> [About this task]:
Which lines in the data below contain the word "Desktop"? Return each of them.

######

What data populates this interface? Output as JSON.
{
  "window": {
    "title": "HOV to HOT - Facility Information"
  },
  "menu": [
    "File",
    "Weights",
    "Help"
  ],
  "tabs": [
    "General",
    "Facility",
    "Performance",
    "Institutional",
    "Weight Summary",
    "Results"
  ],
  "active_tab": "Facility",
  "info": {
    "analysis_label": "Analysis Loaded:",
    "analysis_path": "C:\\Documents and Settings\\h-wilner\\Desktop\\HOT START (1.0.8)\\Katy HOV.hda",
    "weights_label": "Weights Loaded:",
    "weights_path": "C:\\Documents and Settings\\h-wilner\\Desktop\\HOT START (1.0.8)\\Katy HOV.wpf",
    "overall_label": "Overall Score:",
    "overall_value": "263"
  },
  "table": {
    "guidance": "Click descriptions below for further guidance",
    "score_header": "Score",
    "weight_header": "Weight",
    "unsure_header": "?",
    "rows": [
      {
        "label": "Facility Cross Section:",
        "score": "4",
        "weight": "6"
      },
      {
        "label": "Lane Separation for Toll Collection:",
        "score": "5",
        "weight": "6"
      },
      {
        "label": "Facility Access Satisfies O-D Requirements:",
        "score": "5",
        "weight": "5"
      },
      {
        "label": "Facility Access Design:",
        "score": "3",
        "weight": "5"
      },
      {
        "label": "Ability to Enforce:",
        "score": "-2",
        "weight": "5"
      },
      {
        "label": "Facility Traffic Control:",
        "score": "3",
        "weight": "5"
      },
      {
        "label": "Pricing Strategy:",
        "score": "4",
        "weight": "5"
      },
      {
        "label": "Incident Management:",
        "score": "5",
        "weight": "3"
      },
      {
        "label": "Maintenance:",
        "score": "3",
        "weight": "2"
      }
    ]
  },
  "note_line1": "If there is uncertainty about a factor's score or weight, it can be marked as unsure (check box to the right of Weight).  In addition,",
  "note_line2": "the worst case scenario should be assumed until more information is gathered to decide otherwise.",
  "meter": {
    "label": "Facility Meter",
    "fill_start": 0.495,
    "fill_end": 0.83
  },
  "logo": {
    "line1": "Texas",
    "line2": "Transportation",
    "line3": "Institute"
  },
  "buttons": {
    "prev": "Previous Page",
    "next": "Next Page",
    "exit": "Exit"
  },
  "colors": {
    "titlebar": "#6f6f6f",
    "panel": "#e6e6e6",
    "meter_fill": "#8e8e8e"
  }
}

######

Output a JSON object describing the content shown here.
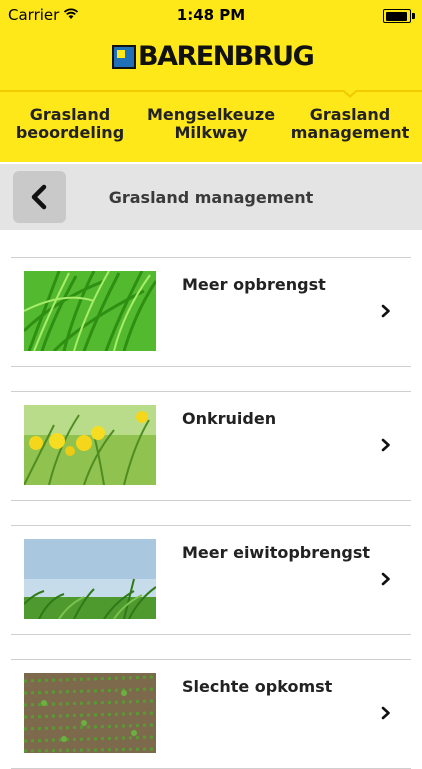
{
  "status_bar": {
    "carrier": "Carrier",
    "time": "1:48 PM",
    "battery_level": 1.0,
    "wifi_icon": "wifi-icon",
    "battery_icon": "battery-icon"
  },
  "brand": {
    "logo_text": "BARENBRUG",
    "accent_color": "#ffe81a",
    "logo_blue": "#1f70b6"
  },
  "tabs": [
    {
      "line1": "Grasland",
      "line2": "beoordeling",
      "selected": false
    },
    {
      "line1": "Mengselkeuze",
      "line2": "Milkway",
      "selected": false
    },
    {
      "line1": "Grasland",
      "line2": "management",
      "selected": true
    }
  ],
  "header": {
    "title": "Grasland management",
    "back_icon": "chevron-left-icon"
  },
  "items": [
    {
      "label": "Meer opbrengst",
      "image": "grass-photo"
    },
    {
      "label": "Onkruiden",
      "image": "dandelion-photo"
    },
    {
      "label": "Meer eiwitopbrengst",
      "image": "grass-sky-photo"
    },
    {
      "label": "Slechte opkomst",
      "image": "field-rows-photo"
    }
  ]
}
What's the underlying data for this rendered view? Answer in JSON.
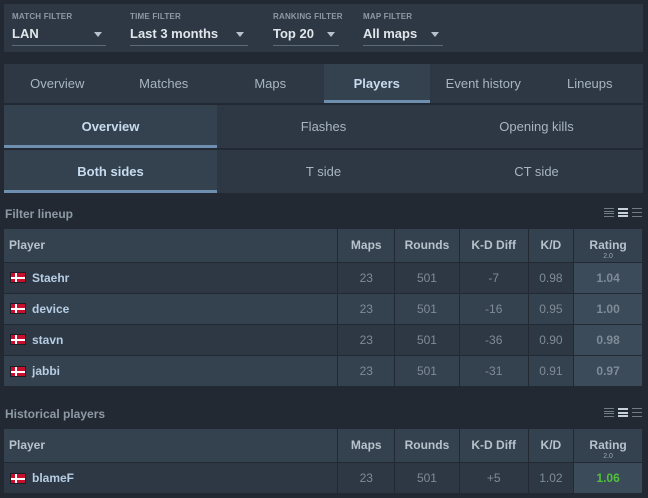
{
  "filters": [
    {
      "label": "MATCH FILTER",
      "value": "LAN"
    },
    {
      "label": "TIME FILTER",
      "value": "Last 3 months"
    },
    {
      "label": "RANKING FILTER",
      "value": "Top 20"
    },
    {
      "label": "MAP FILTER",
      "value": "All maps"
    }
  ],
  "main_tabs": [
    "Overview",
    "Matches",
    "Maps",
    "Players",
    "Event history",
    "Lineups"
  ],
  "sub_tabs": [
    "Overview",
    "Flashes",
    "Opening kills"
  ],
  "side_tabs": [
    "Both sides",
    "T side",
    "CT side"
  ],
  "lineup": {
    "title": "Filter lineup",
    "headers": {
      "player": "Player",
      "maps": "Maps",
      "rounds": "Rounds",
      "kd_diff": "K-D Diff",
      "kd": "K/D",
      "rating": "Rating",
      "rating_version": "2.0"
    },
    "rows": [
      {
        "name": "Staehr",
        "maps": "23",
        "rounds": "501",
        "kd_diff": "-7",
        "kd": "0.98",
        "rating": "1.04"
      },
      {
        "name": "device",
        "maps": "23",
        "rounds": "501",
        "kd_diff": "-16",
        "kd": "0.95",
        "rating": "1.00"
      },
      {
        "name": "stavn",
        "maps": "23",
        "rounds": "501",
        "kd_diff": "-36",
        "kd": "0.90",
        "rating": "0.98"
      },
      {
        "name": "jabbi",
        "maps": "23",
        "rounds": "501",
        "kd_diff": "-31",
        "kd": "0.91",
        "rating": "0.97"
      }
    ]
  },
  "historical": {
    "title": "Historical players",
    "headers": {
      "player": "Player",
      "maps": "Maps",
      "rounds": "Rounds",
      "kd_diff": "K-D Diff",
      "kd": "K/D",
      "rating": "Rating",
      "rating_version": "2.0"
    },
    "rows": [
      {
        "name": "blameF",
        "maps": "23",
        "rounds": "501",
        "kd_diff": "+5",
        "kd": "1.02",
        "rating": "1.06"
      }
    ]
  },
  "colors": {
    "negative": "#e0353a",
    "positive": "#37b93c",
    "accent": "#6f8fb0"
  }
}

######

> [Expected output]:
    "analysis_path": "C:\\Documents and Settings\\h-wilner\\Desktop\\HOT START (1.0.8)\\Katy HOV.hda",
    "weights_path": "C:\\Documents and Settings\\h-wilner\\Desktop\\HOT START (1.0.8)\\Katy HOV.wpf",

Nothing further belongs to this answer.